Originally Posted by Ethan Winer
I'm not saying to make your room totally dead. But there's a good amount of leeway with this, and generally more absorption leads to cleaner sound that is more
realistic and lifelike.
You have stated that you use 38 traps in your living room. How big is each trap? Does a trap that goes from floor to ceiling in a corner count as a single trap or a combination of several?
For 1st reflection absorption in a home theater, you seem to recommend 2" rigid fiberglass. Dennis Erskine seems to recommend 1" on the grounds that 2" may be too deadening. Have I understood your position accurately? What is appropriate thickness for side reflection? This is where the art takes over from the science
perhaps. Or perhaps, your personal preference for a music listening room vice Dennis' for home theaters dictate different treatments? For example, you are no fan of dipole surrounds, but I am sure that Dennis would not want a good home theater without them.
My planned theater is rectangular (28' deep, 18' wide at screen, 16' wide at rear row, and 8.5' high ceilings) with a carpet floor. I will follow your advice on traps and 1st reflection treatment. Should I consider ceiling reflection absorption as well if my floor will be carpeted? (For what it is worth, I plan to use Atlantic Technology speakers and the manufacturer tells me that their 8200 THX model is designed to not have much significant vertical dispersion (ie. towards the ceiling))

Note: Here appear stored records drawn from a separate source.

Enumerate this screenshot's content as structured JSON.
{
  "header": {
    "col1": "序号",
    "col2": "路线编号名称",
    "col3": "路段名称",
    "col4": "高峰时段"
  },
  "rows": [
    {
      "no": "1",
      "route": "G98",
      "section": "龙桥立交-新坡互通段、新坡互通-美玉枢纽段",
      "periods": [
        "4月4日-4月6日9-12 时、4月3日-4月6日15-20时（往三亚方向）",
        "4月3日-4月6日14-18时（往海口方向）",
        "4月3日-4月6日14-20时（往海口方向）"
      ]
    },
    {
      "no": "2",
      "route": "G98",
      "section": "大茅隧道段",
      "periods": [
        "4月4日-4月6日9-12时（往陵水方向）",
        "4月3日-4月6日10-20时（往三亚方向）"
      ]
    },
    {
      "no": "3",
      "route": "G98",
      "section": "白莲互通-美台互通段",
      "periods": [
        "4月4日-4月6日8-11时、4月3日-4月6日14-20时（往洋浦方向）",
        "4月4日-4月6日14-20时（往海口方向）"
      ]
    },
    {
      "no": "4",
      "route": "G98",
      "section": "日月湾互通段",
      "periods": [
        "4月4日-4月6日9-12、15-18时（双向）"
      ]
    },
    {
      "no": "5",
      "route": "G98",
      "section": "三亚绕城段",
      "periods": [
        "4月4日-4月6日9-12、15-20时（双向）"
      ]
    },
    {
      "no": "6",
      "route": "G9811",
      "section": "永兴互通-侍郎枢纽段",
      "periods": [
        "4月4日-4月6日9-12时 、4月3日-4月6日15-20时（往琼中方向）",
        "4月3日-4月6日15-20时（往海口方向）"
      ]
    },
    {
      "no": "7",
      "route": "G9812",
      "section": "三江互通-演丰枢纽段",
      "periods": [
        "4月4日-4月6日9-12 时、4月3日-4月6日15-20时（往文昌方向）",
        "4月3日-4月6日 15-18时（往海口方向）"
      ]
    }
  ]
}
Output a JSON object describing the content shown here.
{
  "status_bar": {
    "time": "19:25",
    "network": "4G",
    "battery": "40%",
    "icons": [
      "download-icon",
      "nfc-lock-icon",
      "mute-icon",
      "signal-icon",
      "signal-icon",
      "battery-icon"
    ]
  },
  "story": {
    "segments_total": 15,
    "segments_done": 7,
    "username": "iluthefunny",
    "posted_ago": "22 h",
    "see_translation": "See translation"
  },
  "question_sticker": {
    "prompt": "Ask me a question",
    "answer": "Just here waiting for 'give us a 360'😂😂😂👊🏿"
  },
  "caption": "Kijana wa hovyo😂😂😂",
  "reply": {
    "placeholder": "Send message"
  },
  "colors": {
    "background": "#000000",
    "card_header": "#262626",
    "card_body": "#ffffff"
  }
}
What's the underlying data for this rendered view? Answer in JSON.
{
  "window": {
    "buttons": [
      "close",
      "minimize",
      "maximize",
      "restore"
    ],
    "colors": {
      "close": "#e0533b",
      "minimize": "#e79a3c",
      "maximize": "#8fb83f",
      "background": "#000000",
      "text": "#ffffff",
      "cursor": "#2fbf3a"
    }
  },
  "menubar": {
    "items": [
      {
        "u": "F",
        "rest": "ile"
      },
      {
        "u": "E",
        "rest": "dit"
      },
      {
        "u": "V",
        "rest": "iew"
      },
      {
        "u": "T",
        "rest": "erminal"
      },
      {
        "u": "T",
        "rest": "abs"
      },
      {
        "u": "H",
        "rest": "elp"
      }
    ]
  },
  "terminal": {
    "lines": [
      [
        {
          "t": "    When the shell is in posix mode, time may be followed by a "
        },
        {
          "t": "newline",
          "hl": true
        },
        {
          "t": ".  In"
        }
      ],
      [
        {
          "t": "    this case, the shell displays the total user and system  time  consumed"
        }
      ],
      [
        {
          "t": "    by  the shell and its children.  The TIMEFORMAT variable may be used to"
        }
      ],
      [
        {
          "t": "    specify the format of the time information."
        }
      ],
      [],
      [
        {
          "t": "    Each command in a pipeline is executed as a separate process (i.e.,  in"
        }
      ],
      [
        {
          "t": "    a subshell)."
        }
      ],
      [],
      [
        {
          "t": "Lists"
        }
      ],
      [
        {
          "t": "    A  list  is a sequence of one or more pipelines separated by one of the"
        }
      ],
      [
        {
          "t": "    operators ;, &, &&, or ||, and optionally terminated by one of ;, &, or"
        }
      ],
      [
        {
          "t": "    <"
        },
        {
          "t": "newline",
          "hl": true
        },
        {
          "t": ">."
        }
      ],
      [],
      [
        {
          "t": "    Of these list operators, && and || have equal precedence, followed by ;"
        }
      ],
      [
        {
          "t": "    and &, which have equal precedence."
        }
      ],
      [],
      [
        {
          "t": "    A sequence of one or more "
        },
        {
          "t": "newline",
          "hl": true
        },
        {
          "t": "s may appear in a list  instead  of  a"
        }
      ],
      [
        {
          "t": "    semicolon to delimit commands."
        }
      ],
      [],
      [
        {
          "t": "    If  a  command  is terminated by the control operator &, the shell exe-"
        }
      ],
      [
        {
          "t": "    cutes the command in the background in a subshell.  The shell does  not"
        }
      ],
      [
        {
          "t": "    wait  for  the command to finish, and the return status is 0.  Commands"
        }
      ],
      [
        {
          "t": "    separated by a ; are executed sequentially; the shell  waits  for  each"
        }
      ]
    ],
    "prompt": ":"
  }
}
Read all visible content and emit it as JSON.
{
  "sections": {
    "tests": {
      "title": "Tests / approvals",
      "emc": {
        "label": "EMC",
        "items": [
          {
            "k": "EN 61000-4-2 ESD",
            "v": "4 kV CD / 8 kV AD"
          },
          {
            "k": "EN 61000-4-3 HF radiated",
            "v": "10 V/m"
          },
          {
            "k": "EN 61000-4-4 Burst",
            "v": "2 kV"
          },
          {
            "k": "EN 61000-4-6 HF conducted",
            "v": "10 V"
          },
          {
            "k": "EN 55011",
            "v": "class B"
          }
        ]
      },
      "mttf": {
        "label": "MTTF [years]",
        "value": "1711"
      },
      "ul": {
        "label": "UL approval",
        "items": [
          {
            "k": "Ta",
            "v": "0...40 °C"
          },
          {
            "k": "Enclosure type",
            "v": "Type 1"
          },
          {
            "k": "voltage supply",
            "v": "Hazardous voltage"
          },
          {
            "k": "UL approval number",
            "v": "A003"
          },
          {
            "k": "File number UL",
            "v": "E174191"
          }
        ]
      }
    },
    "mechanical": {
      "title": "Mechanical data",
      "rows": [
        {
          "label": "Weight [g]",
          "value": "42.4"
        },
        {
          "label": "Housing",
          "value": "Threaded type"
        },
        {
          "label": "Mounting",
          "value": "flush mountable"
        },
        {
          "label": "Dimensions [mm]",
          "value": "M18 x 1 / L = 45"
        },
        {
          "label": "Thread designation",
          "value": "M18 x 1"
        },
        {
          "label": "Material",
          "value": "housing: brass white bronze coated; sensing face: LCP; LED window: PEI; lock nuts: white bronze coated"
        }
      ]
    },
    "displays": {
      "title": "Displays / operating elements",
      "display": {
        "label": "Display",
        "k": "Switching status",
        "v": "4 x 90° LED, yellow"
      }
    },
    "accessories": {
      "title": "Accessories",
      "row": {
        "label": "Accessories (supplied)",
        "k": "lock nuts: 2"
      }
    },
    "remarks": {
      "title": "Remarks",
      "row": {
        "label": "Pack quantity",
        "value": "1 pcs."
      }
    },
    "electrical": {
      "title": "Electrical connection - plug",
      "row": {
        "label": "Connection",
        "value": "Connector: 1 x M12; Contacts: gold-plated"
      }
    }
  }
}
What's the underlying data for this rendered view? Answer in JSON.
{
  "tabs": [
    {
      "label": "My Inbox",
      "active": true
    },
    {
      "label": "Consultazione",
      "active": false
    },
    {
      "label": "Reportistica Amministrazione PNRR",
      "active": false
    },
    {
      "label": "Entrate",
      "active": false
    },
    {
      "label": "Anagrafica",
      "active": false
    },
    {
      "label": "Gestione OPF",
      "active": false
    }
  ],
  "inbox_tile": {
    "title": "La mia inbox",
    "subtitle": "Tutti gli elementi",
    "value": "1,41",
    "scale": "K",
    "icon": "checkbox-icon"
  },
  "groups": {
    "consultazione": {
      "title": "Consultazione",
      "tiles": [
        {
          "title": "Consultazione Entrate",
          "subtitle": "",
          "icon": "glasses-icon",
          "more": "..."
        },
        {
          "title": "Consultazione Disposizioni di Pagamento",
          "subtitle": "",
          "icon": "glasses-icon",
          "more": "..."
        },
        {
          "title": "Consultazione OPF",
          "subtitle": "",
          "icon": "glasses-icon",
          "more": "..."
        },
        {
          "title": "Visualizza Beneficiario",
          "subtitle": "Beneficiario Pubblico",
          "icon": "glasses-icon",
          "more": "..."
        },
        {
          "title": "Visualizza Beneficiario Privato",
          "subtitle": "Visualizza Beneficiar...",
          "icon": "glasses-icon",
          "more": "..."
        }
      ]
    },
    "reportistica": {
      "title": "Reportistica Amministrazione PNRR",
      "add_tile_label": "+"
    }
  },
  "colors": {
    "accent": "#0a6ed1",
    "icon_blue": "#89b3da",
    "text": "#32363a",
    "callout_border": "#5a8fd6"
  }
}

Also, given my 28' long room, I am planning on putting a sub towards the rear vice front to put it closer to the listening position for greater effect. (I'll bass trap all corners). Is rear positioning OK or is the front preferred? Putting it in the front would mean requiring more power to drive it I think. Closer to seating would require less. Edit: I came across this article: http://www.realtraps.com/art_sub-placement.htm
Will read it in full